Exercise:
In the entries that follow, find the word "icon" and report each line it is on.

++++ Records for the exercise ++++

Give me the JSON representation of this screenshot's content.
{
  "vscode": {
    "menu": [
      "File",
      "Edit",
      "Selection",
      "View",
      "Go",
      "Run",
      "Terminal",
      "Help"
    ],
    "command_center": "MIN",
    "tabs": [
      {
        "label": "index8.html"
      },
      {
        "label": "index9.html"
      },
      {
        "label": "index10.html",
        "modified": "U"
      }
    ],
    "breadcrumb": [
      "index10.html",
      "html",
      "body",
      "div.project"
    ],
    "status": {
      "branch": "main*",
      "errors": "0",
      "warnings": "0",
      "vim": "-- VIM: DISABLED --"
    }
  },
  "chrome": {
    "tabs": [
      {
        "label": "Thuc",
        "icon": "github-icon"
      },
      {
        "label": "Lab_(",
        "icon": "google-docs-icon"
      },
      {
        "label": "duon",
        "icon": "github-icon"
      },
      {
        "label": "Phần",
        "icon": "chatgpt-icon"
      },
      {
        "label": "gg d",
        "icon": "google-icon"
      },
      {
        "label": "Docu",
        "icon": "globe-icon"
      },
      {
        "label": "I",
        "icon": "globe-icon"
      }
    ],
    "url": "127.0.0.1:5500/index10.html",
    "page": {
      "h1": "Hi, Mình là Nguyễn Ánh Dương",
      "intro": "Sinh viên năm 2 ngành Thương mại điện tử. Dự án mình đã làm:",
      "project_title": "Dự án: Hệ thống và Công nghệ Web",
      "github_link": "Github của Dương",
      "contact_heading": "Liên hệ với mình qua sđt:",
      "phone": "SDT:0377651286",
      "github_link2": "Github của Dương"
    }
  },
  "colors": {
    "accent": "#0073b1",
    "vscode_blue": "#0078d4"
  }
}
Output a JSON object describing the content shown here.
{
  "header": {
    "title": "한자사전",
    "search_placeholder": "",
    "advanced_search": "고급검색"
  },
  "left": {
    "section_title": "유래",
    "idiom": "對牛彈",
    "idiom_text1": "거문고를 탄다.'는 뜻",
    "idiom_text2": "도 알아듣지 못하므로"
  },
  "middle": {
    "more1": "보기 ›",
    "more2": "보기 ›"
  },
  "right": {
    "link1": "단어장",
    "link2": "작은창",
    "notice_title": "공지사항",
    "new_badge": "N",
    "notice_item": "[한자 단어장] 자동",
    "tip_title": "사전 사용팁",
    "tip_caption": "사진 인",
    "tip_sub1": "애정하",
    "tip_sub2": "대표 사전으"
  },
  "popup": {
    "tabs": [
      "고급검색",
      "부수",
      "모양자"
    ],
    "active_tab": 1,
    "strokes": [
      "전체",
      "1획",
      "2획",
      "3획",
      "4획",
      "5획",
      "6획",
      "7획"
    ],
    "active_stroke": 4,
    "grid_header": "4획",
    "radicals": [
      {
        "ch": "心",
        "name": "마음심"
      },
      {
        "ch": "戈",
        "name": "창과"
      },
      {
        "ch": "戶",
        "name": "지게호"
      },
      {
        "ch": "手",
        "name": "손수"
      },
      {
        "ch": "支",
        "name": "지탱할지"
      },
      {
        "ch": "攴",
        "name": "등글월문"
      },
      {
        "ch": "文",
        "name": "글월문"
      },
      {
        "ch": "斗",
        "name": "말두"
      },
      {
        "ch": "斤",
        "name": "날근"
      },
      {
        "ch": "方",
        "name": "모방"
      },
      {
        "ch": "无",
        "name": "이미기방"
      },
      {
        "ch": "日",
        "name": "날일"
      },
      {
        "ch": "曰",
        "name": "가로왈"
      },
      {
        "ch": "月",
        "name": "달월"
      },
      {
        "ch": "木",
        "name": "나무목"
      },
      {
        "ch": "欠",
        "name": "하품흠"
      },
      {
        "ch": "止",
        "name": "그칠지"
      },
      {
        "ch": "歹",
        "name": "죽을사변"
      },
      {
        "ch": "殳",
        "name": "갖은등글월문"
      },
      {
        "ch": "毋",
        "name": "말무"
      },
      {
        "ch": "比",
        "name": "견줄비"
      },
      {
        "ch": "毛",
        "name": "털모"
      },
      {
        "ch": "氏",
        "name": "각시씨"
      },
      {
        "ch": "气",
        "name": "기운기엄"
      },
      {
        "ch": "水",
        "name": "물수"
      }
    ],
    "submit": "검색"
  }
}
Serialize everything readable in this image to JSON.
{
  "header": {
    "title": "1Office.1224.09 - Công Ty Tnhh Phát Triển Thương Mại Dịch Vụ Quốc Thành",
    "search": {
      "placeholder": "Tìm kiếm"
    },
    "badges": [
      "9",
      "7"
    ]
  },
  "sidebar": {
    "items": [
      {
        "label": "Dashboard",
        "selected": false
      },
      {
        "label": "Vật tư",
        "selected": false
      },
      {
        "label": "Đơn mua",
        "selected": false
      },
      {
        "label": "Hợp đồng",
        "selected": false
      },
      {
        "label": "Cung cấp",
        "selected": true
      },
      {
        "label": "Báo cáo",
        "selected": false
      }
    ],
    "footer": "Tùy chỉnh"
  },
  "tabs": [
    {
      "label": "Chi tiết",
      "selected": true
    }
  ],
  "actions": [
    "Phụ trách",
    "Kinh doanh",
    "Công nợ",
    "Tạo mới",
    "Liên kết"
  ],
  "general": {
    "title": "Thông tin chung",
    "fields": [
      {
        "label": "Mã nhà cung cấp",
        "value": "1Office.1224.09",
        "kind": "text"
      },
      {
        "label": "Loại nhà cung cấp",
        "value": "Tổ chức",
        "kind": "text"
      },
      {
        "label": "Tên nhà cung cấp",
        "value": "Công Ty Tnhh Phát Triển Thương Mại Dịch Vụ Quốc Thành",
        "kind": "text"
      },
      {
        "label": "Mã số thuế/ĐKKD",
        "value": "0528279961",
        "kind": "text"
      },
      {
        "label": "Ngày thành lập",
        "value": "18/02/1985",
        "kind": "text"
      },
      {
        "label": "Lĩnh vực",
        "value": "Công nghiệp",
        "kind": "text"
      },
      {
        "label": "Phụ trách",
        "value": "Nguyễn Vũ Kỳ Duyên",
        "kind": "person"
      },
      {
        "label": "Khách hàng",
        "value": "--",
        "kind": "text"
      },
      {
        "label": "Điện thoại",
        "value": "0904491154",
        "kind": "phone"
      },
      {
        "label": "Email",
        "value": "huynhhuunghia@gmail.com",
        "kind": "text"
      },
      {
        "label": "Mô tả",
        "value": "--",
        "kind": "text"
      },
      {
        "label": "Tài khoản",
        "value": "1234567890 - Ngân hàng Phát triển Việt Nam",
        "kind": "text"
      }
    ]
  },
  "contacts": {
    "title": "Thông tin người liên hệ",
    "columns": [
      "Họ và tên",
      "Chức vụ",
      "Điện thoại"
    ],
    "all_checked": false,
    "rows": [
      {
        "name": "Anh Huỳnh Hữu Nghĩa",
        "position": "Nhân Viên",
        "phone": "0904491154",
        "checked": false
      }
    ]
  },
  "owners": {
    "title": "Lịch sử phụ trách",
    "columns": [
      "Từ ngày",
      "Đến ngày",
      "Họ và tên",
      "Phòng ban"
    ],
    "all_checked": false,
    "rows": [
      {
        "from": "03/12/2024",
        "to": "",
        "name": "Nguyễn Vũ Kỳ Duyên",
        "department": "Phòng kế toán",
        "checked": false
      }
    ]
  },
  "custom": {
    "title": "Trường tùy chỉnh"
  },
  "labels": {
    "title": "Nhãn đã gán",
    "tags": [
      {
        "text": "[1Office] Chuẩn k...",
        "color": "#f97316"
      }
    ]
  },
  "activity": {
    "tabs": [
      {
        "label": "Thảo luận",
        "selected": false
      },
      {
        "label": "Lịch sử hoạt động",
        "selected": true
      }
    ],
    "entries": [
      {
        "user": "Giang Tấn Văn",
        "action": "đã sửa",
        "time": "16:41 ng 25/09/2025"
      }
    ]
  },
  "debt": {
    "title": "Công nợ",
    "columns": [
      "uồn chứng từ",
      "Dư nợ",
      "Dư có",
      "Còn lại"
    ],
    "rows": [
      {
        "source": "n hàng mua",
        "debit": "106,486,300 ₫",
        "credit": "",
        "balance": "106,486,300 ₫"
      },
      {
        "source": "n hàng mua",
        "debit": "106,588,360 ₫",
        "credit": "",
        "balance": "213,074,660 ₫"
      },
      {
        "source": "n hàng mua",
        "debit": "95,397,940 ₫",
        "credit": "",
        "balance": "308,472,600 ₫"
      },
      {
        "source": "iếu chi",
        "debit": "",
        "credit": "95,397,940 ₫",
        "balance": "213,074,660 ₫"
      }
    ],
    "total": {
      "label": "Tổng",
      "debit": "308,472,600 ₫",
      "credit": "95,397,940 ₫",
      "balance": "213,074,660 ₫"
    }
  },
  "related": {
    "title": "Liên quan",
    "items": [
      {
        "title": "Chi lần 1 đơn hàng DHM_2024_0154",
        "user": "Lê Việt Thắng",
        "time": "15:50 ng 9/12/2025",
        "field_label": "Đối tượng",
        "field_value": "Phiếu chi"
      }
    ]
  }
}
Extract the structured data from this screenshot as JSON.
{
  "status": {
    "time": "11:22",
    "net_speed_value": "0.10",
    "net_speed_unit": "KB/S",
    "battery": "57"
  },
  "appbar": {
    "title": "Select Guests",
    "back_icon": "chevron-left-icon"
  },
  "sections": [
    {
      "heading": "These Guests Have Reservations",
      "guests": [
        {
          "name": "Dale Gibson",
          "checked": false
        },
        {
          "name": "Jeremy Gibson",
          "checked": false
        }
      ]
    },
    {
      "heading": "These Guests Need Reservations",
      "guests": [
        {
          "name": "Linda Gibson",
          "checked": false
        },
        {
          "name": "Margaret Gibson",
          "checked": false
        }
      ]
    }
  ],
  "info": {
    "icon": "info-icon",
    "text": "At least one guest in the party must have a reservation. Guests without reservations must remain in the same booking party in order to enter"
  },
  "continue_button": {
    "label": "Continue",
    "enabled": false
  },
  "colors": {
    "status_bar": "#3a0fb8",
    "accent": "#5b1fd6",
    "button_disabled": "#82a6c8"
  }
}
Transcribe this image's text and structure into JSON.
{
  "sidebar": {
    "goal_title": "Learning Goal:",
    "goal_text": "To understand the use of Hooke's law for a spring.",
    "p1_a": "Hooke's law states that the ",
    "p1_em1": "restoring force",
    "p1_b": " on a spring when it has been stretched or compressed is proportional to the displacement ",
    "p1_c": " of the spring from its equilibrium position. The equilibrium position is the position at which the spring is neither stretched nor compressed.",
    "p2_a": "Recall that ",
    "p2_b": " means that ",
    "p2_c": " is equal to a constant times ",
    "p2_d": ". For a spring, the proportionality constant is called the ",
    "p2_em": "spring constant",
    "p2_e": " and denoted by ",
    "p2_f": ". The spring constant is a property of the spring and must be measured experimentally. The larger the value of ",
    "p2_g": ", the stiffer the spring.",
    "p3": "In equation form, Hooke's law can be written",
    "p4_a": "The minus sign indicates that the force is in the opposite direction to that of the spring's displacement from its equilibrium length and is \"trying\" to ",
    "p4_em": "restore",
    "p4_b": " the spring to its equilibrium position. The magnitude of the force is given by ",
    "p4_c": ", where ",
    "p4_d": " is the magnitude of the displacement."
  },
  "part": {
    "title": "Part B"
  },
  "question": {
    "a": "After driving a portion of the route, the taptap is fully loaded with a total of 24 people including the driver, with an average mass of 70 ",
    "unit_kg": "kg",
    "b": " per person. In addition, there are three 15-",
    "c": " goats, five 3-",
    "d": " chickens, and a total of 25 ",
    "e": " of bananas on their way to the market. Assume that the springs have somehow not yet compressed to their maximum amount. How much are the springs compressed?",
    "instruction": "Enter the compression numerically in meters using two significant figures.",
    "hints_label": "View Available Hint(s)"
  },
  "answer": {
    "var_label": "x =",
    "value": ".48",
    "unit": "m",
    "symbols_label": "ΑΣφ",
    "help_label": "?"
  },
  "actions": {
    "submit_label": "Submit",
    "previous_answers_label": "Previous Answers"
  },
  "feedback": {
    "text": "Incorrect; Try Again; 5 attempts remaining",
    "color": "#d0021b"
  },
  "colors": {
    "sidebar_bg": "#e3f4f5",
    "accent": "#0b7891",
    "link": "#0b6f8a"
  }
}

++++

Written response:
        "icon": "github-icon"
        "icon": "google-docs-icon"
        "icon": "github-icon"
        "icon": "chatgpt-icon"
        "icon": "google-icon"
        "icon": "globe-icon"
        "icon": "globe-icon"
    "back_icon": "chevron-left-icon"
    "icon": "info-icon",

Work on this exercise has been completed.